On the hot-button “life issues,” Francis repeats that no ecological argument is possible if embryos are not considered nature to be protected. Abortion, he writes, is incompatible with an ecological conscience.
As to gender issues, Francis says that human ecology entails respecting the gender God gave us without manipulating it, and that means acknowledging and respecting sexual differences. Sexual differences between genders do exist, the pope says, and human ecology means respecting these differences between men and women.
Politics as a tool
Finally, this encyclical is deeply political because it explicitly advocates that people turn to the political process when it comes to important decisions about the future of the planet.
Francis sees politics as a necessary defense against the unlimited appetites of economic interests. Christian faith is about a “liberation” that comes from Jesus Christ and not from a political message. It is the political process that is essential to protect the poor and the environment.

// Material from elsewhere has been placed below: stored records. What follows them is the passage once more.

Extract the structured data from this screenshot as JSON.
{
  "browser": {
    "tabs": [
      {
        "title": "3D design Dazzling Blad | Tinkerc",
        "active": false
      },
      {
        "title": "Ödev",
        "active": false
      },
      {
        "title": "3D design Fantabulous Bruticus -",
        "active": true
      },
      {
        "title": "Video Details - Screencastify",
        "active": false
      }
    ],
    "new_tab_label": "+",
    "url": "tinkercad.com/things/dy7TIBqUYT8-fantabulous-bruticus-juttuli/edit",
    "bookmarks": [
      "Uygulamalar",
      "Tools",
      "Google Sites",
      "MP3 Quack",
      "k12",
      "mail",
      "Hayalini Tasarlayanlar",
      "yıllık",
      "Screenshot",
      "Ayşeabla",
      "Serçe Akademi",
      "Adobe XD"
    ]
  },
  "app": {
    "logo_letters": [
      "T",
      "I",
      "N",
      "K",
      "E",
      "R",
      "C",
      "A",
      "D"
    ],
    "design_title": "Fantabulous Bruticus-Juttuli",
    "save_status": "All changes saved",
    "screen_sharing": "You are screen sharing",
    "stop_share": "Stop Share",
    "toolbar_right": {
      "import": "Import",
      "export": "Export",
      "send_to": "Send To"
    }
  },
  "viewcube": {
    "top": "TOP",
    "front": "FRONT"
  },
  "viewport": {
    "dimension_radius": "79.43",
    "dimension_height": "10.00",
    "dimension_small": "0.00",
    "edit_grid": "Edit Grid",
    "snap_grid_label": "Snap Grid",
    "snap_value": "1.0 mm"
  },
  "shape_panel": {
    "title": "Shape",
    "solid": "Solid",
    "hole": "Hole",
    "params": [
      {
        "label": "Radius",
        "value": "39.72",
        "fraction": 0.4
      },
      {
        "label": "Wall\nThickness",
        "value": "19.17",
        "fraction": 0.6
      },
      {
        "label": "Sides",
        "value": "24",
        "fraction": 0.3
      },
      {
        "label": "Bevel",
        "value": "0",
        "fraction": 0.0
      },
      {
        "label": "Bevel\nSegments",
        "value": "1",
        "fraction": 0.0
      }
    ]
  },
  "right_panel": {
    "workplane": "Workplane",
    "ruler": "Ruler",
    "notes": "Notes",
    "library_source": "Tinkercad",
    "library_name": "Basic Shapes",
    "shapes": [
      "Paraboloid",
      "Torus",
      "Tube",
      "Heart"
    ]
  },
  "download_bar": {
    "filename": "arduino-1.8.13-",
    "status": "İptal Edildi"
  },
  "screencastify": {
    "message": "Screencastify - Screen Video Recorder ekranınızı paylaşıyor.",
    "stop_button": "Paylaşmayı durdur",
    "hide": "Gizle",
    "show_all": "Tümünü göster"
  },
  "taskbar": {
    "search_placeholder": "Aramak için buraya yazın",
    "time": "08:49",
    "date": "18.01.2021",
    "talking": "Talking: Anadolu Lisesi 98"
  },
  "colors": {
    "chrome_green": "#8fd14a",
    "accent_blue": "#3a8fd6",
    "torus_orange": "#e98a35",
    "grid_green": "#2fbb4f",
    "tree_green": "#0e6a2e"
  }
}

Francis’ church is a politically non-neutral church, just as technology is not neutral. Technological tools are not neutral, and they do not help bridge inequalities, but, Francis says, they do serve powerful economic interests. Francis’ church stands with the poor.
At the end of the letter, with regard to how to change things, the pope is exhorting people to challenge corrupt and inefficient governments. States and governments are crucial to limit the power over the powerless.
In the final section of the encyclical, Francis repeats the ideal of global governance – an old Catholic dream born of medieval Europe, but recently updated by John XXIII and Benedict XVI in a new fashion. This is part of Catholic globalism. But Catholicism is also local, and American Catholicism will be a particularly interesting test for this encyclical.
In the presidential election of 1928, Al Smith, the Catholic candidate for the Democratic Party, was crushed by his opponent because of his Catholicism. Today, we do not know what kind of use the Republican Catholic candidates for president will make of the encyclical during the presidential campaign.
We can be sure of one thing, however, after the publication of Francis’ Laudato Si’: none of them will ask, as the ill-fated Al Smith did in 1928, “What the hell is an encyclical?”